a couple about to get intimate
Share
Ages:
all

Stories

Mondays Are Fun Days — Why Scheduled Sex Is Important To Us

Jul 9, 2020

“Tomorrow is Monday,” my husband says, a small smile creeping across his face. We’re sitting outside on our back patio, drinking a beer (for him) and tea (for me), while watching the sunset together. 'Monday' is a secret-code we have in our home because that’s the day we have scheduled for just the two of us.

To make it a bit more clear: Monday is the day we have scheduled for sex.

"But when my husband gently reminds me that it’s Monday tomorrow, I know he’s also asking me if 'Monday' is still happening."

Obviously scheduling sex doesn’t sound very sexy. But when do we have the time to be together? My husband works full-time, while I attempt to re-enter the freelance field as my industry crashes and burns, all during a pandemic. To top it off, we have three young kids, a dog and a house to take care of. Scheduling sex is the only way it’s going to happen. Even without the pandemic, having a set schedule when you’ve been married a decade is a great solution — at least, it has been for us.

But lately even the appointment in my calendar hasn’t been enough for me to actually “attend” my meeting, if you catch my drift. I’m exhausted, overwhelmed and honestly there are days when that’s the last thing on my mind. But when my husband gently reminds me that it’s Monday tomorrow, I know he’s also asking me if 'Monday' is still happening.

I’ll be honest and say that I haven’t been interested in 'Mondaying' every single week since we started self-isolating in March. And I’ve accepted that it’s OK, and so has my partner. That’s the key to consent — just because we have a scheduled time doesn’t mean we’re obligated to show up. If one of us isn’t interested we respect each other. Other times, we 'Monday' — just not on Monday.

For us, having time to ourselves as a couple has been a key to not losing each other during this really challenging time. We’re constantly interacting with each other, and it’s easy to get sick of someone when you’re always around them. Still, we don’t want to lose the tenderness, the love or the connection we have with one another.


The pandemic has taught this mom that parenthood will never be easy. Read that POV here.


After the kids go to bed, we try to take some time to ourselves separately. My husband might play the guitar while I read, or I might walk the dog while he works on a home renovation project.
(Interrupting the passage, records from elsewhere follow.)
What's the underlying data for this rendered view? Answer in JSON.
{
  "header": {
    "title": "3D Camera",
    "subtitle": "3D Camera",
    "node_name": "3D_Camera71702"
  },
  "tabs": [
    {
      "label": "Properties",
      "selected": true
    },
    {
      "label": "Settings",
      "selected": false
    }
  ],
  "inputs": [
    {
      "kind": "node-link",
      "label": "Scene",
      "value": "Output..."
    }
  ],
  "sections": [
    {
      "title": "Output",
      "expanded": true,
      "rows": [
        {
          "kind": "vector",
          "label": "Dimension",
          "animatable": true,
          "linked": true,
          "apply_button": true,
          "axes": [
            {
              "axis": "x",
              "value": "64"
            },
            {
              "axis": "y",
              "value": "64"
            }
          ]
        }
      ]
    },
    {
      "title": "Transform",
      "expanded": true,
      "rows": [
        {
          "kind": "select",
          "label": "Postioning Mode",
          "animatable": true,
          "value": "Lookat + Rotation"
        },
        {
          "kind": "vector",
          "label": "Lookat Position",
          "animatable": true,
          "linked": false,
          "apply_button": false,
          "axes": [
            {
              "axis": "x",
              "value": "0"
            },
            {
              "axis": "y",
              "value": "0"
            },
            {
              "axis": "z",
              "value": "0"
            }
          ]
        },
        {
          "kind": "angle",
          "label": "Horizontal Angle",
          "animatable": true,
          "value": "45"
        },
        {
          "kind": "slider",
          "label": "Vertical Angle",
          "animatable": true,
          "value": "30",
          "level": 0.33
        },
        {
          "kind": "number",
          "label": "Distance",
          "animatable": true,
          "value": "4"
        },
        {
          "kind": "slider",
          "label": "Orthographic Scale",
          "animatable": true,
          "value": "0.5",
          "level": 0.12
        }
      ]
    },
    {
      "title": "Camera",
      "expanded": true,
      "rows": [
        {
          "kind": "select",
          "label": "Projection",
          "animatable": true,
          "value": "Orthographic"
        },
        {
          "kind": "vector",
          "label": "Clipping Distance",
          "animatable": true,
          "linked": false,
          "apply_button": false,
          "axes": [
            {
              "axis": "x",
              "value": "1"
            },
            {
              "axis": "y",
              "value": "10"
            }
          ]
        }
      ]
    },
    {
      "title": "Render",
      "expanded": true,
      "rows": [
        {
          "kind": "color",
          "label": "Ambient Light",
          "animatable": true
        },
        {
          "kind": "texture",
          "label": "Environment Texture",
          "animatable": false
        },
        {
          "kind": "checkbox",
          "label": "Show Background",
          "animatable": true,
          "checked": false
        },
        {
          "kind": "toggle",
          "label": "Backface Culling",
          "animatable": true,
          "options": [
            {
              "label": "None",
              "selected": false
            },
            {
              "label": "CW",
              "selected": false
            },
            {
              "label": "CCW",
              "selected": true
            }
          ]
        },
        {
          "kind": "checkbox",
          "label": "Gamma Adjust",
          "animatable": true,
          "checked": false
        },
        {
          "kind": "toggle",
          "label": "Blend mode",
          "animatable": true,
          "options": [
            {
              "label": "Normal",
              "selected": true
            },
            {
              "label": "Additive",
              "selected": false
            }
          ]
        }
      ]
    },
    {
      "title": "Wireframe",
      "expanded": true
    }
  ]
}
But we always try to make time to be together. Some nights we’ll play Boggle or Yahtzee, or watch a show on Netflix or Apple TV+. Other nights we’ll retreat to bed and cuddle and talk about our day. What I’ve learned is the greater our connection to each other, the stronger our desire for intimacy.

What works for us won’t work for everyone, but we’ve learned that mutual respect and a desire to show up and love each other  — even when we don’t feel like it — usually leads to a stronger desire to make time for sexual intimacy. We focus on the connection first, and the intimacy follows. On Mondays, or sometimes if we’re lucky, on a different day of the week.

Article Author Brianna Bell
Brianna Bell

Brianna Bell is a writer and journalist based out of Guelph, Ontario. She has written for many online and print publications, including Scary Mommy, The Penny Hoarder, and The Globe and Mail.

Brianna's budget-savvy ways has attracted media attention and led to newspaper coverage in The Globe and Mail and The Guelph Mercury.

Add New Comment

To encourage thoughtful and respectful conversations, first and last names will appear with each submission to CBC/Radio-Canada's online communities (except in children and youth-oriented communities). Pseudonyms will no longer be permitted.

By submitting a comment, you accept that CBC has the right to reproduce and publish that comment in whole or in part, in any manner CBC chooses. Please note that CBC does not endorse the opinions expressed in comments. Comments on this story are moderated according to our Submission Guidelines. Comments are welcome while open. We reserve the right to close comments at any time.

Submission Policy

Note: The CBC does not necessarily endorse any of the views posted. By submitting your comments, you acknowledge that CBC has the right to reproduce, broadcast and publicize those comments or any part thereof in any manner whatsoever. Please note that comments are moderated and published according to our submission guidelines.